- About this exercise: Your result will be the set of lines with "date", copied from the material below.

=== Available data ===

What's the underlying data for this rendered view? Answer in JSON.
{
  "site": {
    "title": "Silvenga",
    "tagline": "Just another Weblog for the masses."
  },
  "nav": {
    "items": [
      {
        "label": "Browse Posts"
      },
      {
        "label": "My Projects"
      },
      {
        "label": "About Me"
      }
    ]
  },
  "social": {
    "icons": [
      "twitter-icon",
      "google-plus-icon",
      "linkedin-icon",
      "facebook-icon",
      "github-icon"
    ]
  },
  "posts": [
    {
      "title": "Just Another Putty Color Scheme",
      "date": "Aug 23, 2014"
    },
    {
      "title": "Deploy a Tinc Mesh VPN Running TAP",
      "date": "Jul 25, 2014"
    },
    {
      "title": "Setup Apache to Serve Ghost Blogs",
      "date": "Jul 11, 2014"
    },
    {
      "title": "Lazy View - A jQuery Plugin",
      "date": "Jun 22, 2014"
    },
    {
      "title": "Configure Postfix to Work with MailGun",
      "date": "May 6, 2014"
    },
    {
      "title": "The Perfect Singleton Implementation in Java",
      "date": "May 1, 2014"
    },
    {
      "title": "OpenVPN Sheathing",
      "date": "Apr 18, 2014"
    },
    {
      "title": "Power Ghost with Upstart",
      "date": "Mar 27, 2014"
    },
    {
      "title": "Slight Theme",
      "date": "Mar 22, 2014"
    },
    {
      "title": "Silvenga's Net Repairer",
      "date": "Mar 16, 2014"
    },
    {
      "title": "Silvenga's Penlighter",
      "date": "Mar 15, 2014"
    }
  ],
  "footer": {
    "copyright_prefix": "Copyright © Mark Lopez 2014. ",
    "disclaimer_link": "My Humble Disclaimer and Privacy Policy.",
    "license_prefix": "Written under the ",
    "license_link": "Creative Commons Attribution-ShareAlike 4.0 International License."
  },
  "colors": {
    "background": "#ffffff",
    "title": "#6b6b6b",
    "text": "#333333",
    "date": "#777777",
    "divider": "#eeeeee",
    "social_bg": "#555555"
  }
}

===

- Task response:
      "date": "Aug 23, 2014"
      "date": "Jul 25, 2014"
      "date": "Jul 11, 2014"
      "date": "Jun 22, 2014"
      "date": "May 6, 2014"
      "date": "May 1, 2014"
      "date": "Apr 18, 2014"
      "date": "Mar 27, 2014"
      "date": "Mar 22, 2014"
      "date": "Mar 16, 2014"
      "date": "Mar 15, 2014"
    "date": "#777777",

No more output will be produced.